**Input records**
Start of Block

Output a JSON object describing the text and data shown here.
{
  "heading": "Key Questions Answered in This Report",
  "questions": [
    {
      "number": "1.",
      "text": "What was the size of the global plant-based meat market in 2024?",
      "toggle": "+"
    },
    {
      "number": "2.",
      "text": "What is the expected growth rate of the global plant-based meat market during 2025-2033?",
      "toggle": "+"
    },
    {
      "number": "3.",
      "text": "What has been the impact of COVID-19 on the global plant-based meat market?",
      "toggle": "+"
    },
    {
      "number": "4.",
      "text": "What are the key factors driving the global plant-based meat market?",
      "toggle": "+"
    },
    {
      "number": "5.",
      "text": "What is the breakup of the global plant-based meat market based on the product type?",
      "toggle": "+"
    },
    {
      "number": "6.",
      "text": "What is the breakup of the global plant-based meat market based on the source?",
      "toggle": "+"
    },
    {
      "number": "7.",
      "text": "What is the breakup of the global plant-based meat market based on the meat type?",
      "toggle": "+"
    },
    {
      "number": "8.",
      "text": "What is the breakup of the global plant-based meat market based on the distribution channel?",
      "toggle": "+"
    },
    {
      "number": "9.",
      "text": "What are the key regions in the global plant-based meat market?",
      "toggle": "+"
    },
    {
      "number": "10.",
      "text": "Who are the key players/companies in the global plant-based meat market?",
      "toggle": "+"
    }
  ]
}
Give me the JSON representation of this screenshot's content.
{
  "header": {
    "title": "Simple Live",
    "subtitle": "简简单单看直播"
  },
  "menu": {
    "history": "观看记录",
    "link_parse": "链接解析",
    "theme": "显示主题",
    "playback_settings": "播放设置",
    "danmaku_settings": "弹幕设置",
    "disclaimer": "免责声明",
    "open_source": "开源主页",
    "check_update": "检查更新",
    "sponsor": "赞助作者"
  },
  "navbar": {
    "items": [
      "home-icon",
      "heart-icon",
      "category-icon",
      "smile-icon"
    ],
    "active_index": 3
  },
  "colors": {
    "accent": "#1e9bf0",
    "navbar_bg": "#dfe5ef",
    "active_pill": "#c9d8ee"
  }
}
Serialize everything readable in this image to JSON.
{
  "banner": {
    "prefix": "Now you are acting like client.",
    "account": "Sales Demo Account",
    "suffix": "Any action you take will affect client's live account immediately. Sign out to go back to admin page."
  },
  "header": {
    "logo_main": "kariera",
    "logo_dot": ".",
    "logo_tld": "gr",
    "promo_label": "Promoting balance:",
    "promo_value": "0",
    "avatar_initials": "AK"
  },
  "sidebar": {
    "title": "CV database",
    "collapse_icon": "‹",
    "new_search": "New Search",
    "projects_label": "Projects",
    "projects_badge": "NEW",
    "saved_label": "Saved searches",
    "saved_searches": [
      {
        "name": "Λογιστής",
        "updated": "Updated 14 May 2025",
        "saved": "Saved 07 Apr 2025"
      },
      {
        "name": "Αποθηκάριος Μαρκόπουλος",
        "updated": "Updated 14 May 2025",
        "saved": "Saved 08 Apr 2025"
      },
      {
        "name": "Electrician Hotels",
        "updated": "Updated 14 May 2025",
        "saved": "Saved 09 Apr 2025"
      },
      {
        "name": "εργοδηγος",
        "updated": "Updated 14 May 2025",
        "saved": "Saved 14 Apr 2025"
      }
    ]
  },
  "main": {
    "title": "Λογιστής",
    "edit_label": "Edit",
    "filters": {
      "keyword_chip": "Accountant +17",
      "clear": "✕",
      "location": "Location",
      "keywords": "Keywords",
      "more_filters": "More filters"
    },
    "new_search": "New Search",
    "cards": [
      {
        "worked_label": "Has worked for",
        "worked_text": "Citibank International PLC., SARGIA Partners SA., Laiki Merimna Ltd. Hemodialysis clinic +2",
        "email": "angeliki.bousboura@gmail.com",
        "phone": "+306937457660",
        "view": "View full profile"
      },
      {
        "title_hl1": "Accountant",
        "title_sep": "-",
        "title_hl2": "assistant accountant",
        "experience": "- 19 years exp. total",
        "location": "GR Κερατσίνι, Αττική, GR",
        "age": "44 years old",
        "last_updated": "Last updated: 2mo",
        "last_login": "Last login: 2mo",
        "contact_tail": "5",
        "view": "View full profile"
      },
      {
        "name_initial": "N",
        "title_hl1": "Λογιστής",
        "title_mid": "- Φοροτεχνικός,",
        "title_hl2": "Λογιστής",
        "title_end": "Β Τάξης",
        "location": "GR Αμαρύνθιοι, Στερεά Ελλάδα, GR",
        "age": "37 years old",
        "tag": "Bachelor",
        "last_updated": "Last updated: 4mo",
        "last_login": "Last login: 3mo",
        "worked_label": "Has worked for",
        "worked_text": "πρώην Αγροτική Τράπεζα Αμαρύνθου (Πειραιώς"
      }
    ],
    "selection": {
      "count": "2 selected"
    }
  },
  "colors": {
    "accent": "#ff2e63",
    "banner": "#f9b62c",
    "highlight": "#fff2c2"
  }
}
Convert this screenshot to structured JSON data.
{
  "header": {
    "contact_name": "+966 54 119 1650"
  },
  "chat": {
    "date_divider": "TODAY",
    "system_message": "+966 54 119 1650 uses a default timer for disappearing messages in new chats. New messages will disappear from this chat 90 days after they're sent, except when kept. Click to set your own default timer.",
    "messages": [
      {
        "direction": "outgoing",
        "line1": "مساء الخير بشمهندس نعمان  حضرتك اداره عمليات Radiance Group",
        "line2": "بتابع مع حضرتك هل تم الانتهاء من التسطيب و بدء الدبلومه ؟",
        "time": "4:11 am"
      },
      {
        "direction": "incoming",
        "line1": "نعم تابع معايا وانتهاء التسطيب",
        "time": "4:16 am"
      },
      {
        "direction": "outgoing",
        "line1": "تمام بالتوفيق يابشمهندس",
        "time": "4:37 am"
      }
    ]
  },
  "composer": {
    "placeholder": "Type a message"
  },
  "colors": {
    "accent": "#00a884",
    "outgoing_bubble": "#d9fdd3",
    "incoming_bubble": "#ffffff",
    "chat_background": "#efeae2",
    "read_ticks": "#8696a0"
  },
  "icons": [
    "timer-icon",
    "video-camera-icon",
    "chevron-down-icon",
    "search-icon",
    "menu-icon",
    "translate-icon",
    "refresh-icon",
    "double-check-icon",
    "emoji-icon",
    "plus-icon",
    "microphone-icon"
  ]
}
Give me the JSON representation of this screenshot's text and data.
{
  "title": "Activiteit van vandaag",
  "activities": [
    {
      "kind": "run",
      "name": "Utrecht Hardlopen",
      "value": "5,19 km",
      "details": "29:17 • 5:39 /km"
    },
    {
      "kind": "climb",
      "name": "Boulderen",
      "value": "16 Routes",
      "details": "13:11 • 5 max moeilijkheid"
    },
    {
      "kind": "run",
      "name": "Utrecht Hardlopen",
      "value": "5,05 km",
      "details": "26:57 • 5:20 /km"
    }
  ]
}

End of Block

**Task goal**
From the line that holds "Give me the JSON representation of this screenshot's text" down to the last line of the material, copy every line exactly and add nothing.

**Result**
Give me the JSON representation of this screenshot's text and data.
{
  "title": "Activiteit van vandaag",
  "activities": [
    {
      "kind": "run",
      "name": "Utrecht Hardlopen",
      "value": "5,19 km",
      "details": "29:17 • 5:39 /km"
    },
    {
      "kind": "climb",
      "name": "Boulderen",
      "value": "16 Routes",
      "details": "13:11 • 5 max moeilijkheid"
    },
    {
      "kind": "run",
      "name": "Utrecht Hardlopen",
      "value": "5,05 km",
      "details": "26:57 • 5:20 /km"
    }
  ]
}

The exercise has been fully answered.